Task description - Would you reproduce all of the entries below, character for character?

[Dataset rows for apps and sites]
· · ·

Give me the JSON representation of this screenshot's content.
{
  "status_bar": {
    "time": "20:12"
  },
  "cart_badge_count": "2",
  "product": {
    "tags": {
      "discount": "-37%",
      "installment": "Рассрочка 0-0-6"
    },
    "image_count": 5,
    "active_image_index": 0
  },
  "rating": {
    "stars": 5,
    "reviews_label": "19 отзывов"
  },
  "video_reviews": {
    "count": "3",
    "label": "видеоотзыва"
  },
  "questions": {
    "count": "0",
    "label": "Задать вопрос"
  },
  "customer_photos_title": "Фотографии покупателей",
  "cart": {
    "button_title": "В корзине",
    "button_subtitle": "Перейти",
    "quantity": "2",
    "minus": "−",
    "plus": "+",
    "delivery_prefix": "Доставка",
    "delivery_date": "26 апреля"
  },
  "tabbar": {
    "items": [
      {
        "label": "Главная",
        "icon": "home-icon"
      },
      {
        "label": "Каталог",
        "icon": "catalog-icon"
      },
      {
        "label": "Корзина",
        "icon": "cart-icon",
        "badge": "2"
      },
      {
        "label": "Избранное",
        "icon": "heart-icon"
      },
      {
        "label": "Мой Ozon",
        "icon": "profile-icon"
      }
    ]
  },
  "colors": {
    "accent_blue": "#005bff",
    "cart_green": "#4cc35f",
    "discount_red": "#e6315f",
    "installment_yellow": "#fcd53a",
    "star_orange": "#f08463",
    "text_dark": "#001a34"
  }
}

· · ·

Response to this task -
Give me the JSON representation of this screenshot's content.
{
  "status_bar": {
    "time": "20:12"
  },
  "cart_badge_count": "2",
  "product": {
    "tags": {
      "discount": "-37%",
      "installment": "Рассрочка 0-0-6"
    },
    "image_count": 5,
    "active_image_index": 0
  },
  "rating": {
    "stars": 5,
    "reviews_label": "19 отзывов"
  },
  "video_reviews": {
    "count": "3",
    "label": "видеоотзыва"
  },
  "questions": {
    "count": "0",
    "label": "Задать вопрос"
  },
  "customer_photos_title": "Фотографии покупателей",
  "cart": {
    "button_title": "В корзине",
    "button_subtitle": "Перейти",
    "quantity": "2",
    "minus": "−",
    "plus": "+",
    "delivery_prefix": "Доставка",
    "delivery_date": "26 апреля"
  },
  "tabbar": {
    "items": [
      {
        "label": "Главная",
        "icon": "home-icon"
      },
      {
        "label": "Каталог",
        "icon": "catalog-icon"
      },
      {
        "label": "Корзина",
        "icon": "cart-icon",
        "badge": "2"
      },
      {
        "label": "Избранное",
        "icon": "heart-icon"
      },
      {
        "label": "Мой Ozon",
        "icon": "profile-icon"
      }
    ]
  },
  "colors": {
    "accent_blue": "#005bff",
    "cart_green": "#4cc35f",
    "discount_red": "#e6315f",
    "installment_yellow": "#fcd53a",
    "star_orange": "#f08463",
    "text_dark": "#001a34"
  }
}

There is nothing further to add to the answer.